A rare break in visits came on Thursday morning so we conducted our third and final penguin count of the season. The weather was kind, giving us a little warmth and sunshine so, as per usual, we split into two teams. Myself and Laura heading to the control colonies whilst Rachel and Adele set off to the mast colony. Thankfully the heat made the chicks sleepy so they were very accommodating to us and didn't move around too much. This certainly made counting them easier. At a final count we totalled three hundred and sixteen chicks on Goudier with three chicks still in nests and one penguin still on eggs. There were also an additional twenty nine chicks on Bill's Island with one chick still in the nest. Penguin counting has been a real favourite of the team and we are all a little sad to have finished. Having finished we were straight into a four yacht visit before being visited by the Argentine Navy in the evening. We finally finished around 9pm and had a little rest before heading to bed.

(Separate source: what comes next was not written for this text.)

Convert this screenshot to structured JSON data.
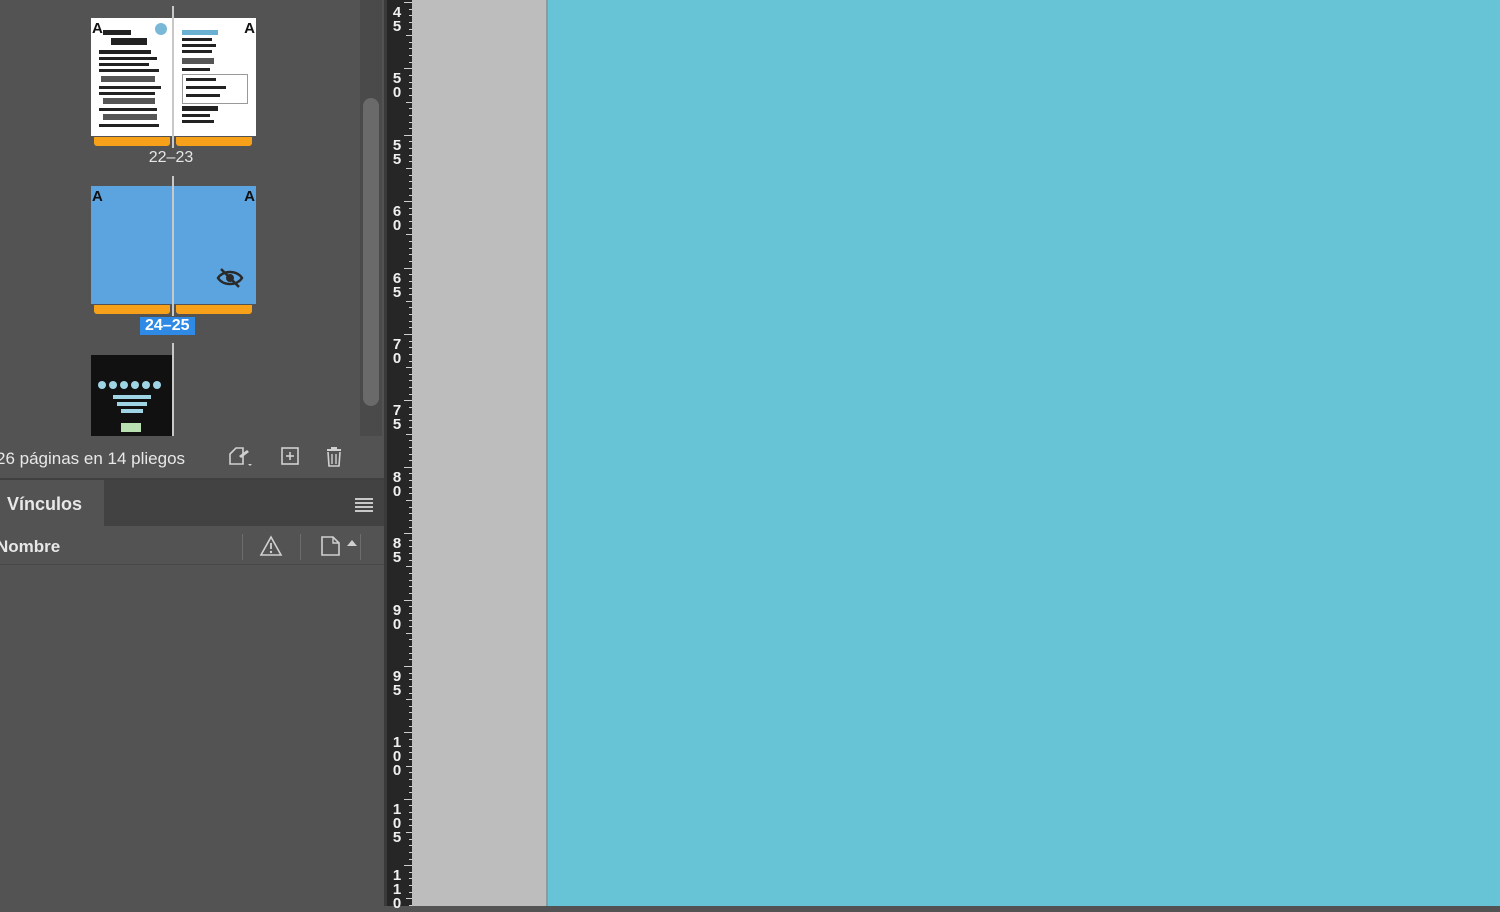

During Corinthian's visit the next day they very kindly took us on, what would be our first, visit to Wienke Island (our neighbouring island) of the week. As well as the whale bones which Bark Europa took us to see later on,there are also a number of rocks with historic graffiti on them. One of these is a large flat faced rock which has writing left by members of the ship William Scoresby on it. The writing was painted on and over the years has faded substantially. It is still legible however and next to the writing is the date 1929. Behind the rock is a hammered tin plaque made by the Port Lockroy team of 1951 to 1953. It comprises the names of the team and the dates they were here. This was particularly prevelant to us as they would have been working in what is now the museum. The weather changed overnight on Friday blowing in a storm, which then continued into the next day, this meant that Ushuaia could not land in the morning giving us time to continue with our inventories (preparing for the end of the season). Thankfully it did not last long and by Sunday the weather had faired up again. This meant that Laura and I were finally able to go aboard Bark Europa and were allowed to climb the rigging to the top of the main mast.It was wonderful to see the bay with a different vantage and a memory I am sure we will both remember for a long time.
To end the week, having squeezed in a visit from the Chilean Navy, we all went aboard Ocean Diamond in the evening to spend our last night as a team of four. Rachel is due to leave tomorrow when she is picked up by the National Geographic Explorer whilst the rest of us will be here for at least another 10 days in order to close down the base. It has been great fun us all working together and will be strange saying 'goodbye' to Rachel.